__What the task requires__: From the entries below, list each line with "zylker".

------------------------------

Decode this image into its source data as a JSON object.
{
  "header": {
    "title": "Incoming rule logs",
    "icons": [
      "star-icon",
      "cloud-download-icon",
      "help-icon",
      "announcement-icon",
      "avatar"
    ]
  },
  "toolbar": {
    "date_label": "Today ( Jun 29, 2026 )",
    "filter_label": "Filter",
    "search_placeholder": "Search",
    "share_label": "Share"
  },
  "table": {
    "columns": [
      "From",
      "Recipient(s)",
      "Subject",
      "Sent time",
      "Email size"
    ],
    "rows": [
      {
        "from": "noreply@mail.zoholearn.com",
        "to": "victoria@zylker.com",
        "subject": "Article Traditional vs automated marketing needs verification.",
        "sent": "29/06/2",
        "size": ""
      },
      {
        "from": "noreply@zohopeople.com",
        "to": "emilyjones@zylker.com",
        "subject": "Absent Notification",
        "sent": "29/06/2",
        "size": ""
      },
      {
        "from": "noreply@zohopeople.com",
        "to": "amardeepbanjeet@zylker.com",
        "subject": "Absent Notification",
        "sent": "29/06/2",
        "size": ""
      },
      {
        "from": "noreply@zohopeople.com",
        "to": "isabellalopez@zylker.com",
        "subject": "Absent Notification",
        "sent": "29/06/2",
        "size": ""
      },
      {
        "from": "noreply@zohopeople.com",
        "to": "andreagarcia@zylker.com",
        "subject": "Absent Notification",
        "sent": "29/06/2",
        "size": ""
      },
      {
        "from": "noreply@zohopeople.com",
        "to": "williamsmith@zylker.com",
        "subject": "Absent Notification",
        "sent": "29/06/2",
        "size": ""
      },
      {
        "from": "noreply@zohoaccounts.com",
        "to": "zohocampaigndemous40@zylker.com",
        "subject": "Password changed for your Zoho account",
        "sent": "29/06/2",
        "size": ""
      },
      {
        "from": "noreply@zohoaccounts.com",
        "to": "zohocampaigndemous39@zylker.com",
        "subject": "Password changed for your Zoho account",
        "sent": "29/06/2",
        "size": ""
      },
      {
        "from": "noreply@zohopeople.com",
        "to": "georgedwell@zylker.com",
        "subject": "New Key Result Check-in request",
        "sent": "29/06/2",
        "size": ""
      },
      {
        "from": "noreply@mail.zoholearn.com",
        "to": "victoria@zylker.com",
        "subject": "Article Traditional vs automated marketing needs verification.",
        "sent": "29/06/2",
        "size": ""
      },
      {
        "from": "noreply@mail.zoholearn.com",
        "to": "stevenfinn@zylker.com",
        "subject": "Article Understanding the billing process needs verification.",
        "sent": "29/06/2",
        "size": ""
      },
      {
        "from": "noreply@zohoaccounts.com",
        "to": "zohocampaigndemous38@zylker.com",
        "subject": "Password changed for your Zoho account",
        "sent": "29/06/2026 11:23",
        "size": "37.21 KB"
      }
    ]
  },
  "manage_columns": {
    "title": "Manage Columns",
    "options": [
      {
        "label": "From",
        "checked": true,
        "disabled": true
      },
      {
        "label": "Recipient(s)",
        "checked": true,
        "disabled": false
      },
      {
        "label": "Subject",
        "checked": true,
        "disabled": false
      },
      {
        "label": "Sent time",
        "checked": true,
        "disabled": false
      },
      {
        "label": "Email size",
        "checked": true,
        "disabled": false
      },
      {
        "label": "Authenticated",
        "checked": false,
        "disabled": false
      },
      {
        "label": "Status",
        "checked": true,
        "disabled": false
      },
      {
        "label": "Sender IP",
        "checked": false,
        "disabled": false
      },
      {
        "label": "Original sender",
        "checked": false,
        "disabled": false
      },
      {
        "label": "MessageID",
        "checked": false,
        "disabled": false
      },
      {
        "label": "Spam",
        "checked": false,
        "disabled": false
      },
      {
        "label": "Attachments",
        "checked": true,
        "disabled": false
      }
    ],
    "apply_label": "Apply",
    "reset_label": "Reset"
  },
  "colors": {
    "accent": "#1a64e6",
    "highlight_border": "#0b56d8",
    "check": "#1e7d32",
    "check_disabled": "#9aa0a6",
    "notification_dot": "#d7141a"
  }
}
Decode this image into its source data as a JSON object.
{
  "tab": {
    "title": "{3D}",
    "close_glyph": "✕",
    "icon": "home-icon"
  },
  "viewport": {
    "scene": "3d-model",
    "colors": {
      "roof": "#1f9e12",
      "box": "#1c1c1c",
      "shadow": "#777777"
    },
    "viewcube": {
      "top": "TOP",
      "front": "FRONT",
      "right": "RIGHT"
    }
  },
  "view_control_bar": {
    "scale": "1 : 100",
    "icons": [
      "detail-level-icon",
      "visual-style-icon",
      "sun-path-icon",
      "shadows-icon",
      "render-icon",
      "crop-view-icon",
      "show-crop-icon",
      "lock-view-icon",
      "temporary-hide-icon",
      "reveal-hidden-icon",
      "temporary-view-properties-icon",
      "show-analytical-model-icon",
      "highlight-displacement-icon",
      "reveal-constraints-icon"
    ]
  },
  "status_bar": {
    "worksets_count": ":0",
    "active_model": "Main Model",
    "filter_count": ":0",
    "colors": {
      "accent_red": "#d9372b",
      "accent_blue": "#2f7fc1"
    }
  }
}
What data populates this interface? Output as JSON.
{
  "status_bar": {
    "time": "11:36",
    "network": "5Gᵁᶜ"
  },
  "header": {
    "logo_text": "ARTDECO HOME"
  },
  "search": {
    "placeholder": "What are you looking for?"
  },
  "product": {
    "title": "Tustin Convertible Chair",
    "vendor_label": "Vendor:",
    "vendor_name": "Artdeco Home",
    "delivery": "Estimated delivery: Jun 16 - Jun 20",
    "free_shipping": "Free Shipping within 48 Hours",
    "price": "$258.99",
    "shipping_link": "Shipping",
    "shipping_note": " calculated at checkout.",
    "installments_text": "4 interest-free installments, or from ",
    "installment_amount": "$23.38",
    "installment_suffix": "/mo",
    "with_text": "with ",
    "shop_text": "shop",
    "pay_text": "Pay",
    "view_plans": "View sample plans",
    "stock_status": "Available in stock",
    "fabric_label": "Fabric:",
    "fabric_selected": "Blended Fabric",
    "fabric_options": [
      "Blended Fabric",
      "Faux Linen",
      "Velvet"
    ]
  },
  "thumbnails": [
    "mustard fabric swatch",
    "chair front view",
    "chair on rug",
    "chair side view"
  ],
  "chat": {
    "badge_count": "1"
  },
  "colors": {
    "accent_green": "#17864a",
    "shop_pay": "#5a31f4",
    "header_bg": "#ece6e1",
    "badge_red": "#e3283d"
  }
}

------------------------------

__Answer space__:
        "to": "victoria@zylker.com",
        "to": "emilyjones@zylker.com",
        "to": "amardeepbanjeet@zylker.com",
        "to": "isabellalopez@zylker.com",
        "to": "andreagarcia@zylker.com",
        "to": "williamsmith@zylker.com",
        "to": "zohocampaigndemous40@zylker.com",
        "to": "zohocampaigndemous39@zylker.com",
        "to": "georgedwell@zylker.com",
        "to": "victoria@zylker.com",
        "to": "stevenfinn@zylker.com",
        "to": "zohocampaigndemous38@zylker.com",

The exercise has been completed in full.